Housing prices are continuing to rebound -- and the outlook for that to continue appears bright.
Home prices nationwide -- including distressed sales -- increased 7.4 percent this past November from the same month a year earlier, according to the latest CoreLogic HPI report
The provider of information, analytics and business services says that represents the biggest increase since May 2006 -- and the ninth consecutive increase in home prices nationally on a year-over-year basis. On a month-over-month basis home prices were up 0.3 percent in November. The HPI analysis shows that all but six states saw year-over-year price gains.
Excluding distressed sales, home prices nationwide increased on a year-over-year basis by 6.7 percent in November. On a month-over-month basis, they rose 0.9 percent. Distressed sales include short sales and real estate owned (REO) transactions.

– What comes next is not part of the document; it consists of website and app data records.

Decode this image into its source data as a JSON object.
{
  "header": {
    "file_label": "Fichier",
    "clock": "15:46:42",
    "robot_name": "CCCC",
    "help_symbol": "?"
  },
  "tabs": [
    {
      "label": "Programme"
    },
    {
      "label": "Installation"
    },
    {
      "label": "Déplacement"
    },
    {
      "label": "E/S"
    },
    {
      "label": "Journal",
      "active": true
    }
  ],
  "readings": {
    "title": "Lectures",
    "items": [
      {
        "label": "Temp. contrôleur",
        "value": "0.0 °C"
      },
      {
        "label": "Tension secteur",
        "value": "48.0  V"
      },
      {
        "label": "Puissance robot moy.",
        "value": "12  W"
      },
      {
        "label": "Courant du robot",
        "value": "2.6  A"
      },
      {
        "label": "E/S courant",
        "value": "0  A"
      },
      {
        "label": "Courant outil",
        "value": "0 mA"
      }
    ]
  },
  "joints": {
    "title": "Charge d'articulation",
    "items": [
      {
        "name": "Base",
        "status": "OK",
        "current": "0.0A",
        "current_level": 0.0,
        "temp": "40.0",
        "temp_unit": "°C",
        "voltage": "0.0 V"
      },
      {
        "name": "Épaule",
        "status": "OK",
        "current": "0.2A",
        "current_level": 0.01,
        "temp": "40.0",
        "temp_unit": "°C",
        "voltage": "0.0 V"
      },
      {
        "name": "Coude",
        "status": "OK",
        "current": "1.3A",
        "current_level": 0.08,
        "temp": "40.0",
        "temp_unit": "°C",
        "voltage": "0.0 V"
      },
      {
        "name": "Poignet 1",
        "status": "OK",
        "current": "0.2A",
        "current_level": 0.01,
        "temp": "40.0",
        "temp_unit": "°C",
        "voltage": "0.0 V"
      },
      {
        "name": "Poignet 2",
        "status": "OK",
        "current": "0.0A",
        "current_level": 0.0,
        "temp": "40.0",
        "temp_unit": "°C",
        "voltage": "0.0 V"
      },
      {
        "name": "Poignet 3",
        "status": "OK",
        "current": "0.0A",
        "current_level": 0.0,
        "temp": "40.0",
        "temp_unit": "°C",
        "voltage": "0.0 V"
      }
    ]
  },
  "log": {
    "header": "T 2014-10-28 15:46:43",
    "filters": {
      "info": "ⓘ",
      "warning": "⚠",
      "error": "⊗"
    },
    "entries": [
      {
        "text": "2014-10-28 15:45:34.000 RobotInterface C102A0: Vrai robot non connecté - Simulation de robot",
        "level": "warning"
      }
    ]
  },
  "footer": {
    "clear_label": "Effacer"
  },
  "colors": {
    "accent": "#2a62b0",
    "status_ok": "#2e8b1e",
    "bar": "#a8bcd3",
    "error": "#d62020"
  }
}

- Including distressed sales, the five states with the highest home price appreciation were: Arizona (+20.9 percent), Nevada (+14.2 percent), Idaho (+13.8 percent), North Dakota (+11.3 percent), California (+11.1 percent).
- The five states with the lowest home price depreciation were: Delaware (-4.9 percent), Illinois (-2.2 percent), Connecticut (-0.5 percent), New Jersey (-0.5 percent) and Rhode Island (-0.3 percent).

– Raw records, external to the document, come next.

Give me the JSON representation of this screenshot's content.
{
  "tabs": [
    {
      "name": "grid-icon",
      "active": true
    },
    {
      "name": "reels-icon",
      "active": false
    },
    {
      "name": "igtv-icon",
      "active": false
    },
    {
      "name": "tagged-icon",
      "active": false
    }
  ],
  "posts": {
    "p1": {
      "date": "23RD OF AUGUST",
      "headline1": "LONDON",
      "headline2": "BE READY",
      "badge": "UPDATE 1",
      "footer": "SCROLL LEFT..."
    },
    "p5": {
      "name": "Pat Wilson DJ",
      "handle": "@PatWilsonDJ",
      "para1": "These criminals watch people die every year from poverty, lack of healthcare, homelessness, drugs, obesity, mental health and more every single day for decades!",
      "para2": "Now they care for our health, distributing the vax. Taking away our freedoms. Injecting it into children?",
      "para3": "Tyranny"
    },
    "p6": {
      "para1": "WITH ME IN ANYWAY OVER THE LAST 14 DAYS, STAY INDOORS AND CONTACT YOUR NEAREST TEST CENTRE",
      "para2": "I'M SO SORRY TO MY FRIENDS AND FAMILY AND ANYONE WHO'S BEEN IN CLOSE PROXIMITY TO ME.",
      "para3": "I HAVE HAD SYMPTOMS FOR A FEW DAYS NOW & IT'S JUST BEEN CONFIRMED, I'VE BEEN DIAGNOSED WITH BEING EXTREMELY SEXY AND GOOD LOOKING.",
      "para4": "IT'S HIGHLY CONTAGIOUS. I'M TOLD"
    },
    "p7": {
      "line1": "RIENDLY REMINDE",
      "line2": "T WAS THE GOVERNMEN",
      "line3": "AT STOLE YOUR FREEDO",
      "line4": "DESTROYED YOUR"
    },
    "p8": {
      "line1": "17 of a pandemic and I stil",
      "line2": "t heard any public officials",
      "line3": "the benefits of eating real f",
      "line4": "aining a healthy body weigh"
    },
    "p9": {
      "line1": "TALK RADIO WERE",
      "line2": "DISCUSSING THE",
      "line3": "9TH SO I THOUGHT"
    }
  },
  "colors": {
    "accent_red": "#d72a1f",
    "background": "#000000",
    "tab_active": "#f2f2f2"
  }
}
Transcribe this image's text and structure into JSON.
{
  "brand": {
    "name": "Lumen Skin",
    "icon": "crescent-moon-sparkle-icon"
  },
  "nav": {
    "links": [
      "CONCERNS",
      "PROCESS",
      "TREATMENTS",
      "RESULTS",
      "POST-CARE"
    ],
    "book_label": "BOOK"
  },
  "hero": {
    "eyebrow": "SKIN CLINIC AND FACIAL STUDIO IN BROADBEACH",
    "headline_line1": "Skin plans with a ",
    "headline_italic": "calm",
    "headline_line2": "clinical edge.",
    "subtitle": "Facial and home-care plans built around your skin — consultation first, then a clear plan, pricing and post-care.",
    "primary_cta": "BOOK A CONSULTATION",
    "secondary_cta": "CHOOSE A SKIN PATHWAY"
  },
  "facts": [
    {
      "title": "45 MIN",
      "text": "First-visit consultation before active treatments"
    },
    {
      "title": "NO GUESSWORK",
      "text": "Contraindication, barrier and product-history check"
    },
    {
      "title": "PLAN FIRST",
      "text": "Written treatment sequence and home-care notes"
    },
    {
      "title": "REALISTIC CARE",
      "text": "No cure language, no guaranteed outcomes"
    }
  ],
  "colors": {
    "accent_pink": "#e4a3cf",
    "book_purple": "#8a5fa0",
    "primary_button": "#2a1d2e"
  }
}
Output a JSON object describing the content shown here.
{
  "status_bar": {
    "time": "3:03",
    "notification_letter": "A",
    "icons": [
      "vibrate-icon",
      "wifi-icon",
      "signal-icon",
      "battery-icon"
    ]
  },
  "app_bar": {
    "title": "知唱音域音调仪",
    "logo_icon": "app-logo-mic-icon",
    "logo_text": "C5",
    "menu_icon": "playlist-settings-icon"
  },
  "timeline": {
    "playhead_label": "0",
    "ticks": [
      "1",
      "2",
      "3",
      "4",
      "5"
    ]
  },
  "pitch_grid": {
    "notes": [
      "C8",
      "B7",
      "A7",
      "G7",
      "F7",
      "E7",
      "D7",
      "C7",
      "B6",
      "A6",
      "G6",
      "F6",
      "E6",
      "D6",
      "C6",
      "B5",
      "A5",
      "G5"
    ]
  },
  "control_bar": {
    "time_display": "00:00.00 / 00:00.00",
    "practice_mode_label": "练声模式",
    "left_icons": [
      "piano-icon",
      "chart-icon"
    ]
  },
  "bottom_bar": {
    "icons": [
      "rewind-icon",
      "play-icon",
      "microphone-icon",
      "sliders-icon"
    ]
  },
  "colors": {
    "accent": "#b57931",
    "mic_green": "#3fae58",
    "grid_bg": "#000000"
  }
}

- Excluding distressed sales, the five states with the highest home price appreciation were: Arizona (+16.5 percent), North Dakota (+12.9 percent), Nevada (+12.6 percent), Hawaii (+11.6 percent) and Idaho (+11.6 percent).
- Only two states posted home price depreciation: Delaware (-3.5 percent) and Alabama (-2.2 percent).

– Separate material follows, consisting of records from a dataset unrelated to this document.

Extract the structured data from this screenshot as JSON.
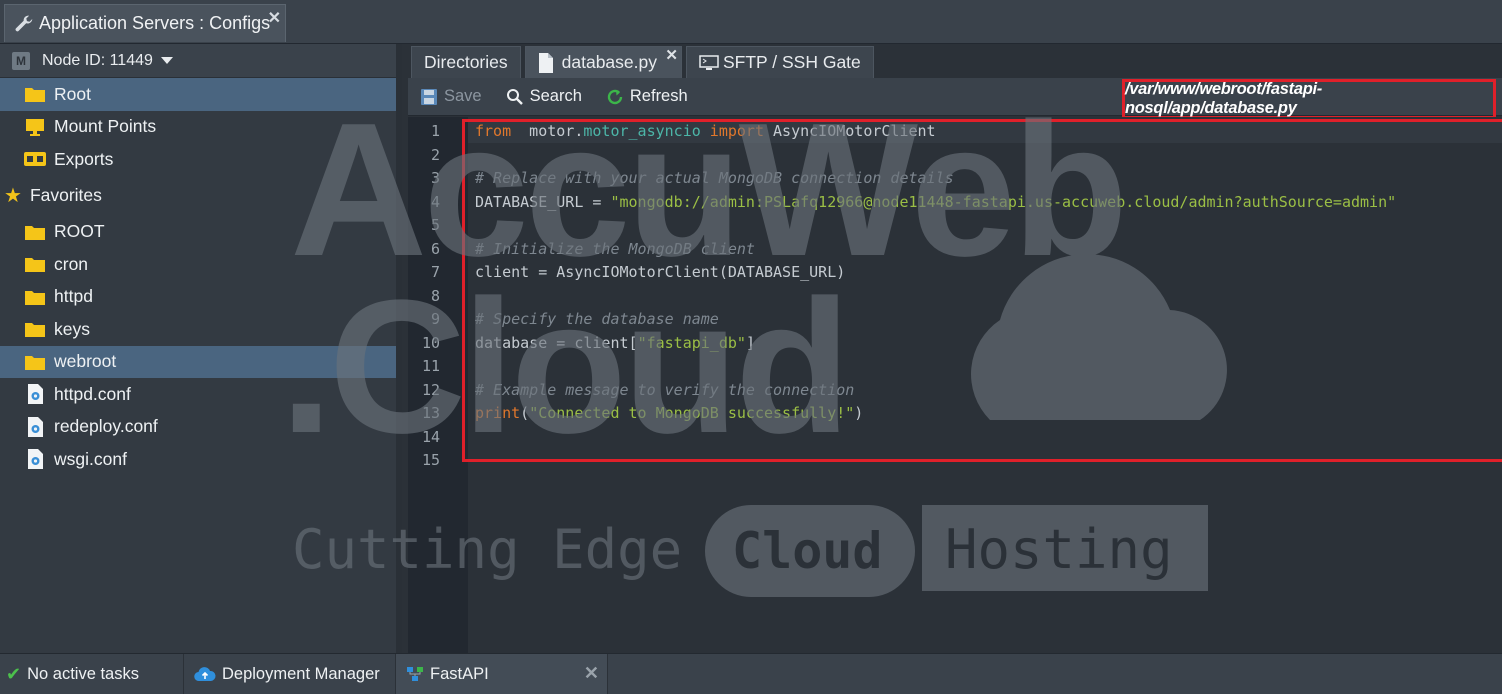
{
  "window": {
    "title": "Application Servers : Configs",
    "close": "✕"
  },
  "node": {
    "badge": "M",
    "label": "Node ID: 11449"
  },
  "tree": {
    "root_items": [
      {
        "label": "Root",
        "icon": "folder-icon",
        "selected": true
      },
      {
        "label": "Mount Points",
        "icon": "monitor-icon",
        "selected": false
      },
      {
        "label": "Exports",
        "icon": "glasses-icon",
        "selected": false
      }
    ],
    "favorites_label": "Favorites",
    "favorites": [
      {
        "label": "ROOT",
        "icon": "folder-icon",
        "selected": false
      },
      {
        "label": "cron",
        "icon": "folder-icon",
        "selected": false
      },
      {
        "label": "httpd",
        "icon": "folder-icon",
        "selected": false
      },
      {
        "label": "keys",
        "icon": "folder-icon",
        "selected": false
      },
      {
        "label": "webroot",
        "icon": "folder-icon",
        "selected": true
      },
      {
        "label": "httpd.conf",
        "icon": "config-file-icon",
        "selected": false
      },
      {
        "label": "redeploy.conf",
        "icon": "config-file-icon",
        "selected": false
      },
      {
        "label": "wsgi.conf",
        "icon": "config-file-icon",
        "selected": false
      }
    ]
  },
  "tabs": [
    {
      "label": "Directories"
    },
    {
      "label": "database.py",
      "close": "✕"
    },
    {
      "label": "SFTP / SSH Gate"
    }
  ],
  "toolbar": {
    "save_label": "Save",
    "search_label": "Search",
    "refresh_label": "Refresh",
    "path": "/var/www/webroot/fastapi-nosql/app/database.py"
  },
  "editor": {
    "line_numbers": [
      "1",
      "2",
      "3",
      "4",
      "5",
      "6",
      "7",
      "8",
      "9",
      "10",
      "11",
      "12",
      "13",
      "14",
      "15"
    ],
    "lines": [
      [
        [
          "kw",
          "from"
        ],
        [
          "",
          "  motor."
        ],
        [
          "mod",
          "motor_asyncio"
        ],
        [
          "kw",
          " import"
        ],
        [
          "",
          " AsyncIOMotorClient"
        ]
      ],
      [],
      [
        [
          "cm",
          "# Replace with your actual MongoDB connection details"
        ]
      ],
      [
        [
          "",
          "DATABASE_URL = "
        ],
        [
          "str",
          "\"mongodb://admin:PSLafq12966@node11448-fastapi.us-accuweb.cloud/admin?authSource=admin\""
        ]
      ],
      [],
      [
        [
          "cm",
          "# Initialize the MongoDB client"
        ]
      ],
      [
        [
          "",
          "client = AsyncIOMotorClient(DATABASE_URL)"
        ]
      ],
      [],
      [
        [
          "cm",
          "# Specify the database name"
        ]
      ],
      [
        [
          "",
          "database = client["
        ],
        [
          "str",
          "\"fastapi_db\""
        ],
        [
          "",
          "]"
        ]
      ],
      [],
      [
        [
          "cm",
          "# Example message to verify the connection"
        ]
      ],
      [
        [
          "kw",
          "print"
        ],
        [
          "",
          "("
        ],
        [
          "str",
          "\"Connected to MongoDB successfully!\""
        ],
        [
          "",
          ")"
        ]
      ],
      [],
      []
    ]
  },
  "watermark": {
    "line1": "AccuWeb",
    "line2": ".Cloud",
    "tagline_a": "Cutting Edge",
    "tagline_b": "Cloud",
    "tagline_c": "Hosting"
  },
  "taskbar": [
    {
      "label": "No active tasks"
    },
    {
      "label": "Deployment Manager"
    },
    {
      "label": "FastAPI",
      "close": "✕"
    }
  ],
  "colors": {
    "accent_red": "#e0202a",
    "selection": "#4a6580",
    "folder": "#f5c518"
  }
}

- Including distressed transactions, the peak-to-current change in the national HPI (from April 2006 to November 2012) was -26.8 percent. Excluding distressed transactions, the peak-to-current change in the HPI for the same period was -20.7 percent.
- The five states with the largest peak-to-current declines, including distressed transactions, were Nevada (-52.9 percent), Florida (-44.3 percent), Arizona (-39.8 percent), California (-35.8 percent) and Michigan (-35.4 percent).
- Of the top 100 Core Based Statistical Areas (CBSAs) measured by population, only thirteen are showing year-over-year declines in November -- seven fewer than in October.
The CoreLogic Pending HPI indicates that December 2012 home prices -- including distressed sales -- are expected to rise by 7.9 percent on a year-over-year basis from December 2011 and fall by 0.5 percent on a month-over-month basis from November 2012 reflecting a seasonal winter slowdown.
Excluding distressed sales, December 2012 house prices are poised to rise 8.4 percent year-over-year from December 2011 and by 0.7 percent month-over-month from November 2012. The CoreLogic Pending HPI, which provides the most current indication of trends in home prices, is based on Multiple Listing Service (MLS) data that measure price changes for the most recent month.
"As we close out 2012 the pending index suggests prices will remain strong," said Mark Fleming, chief economist for CoreLogic. "Given that the recently released Qualified Mortgage rules issued by the Consumer Financial Protection Bureau are not expected to significantly restrict credit availability relative to today, the gains made in 2012 will likely be sustained into 2013."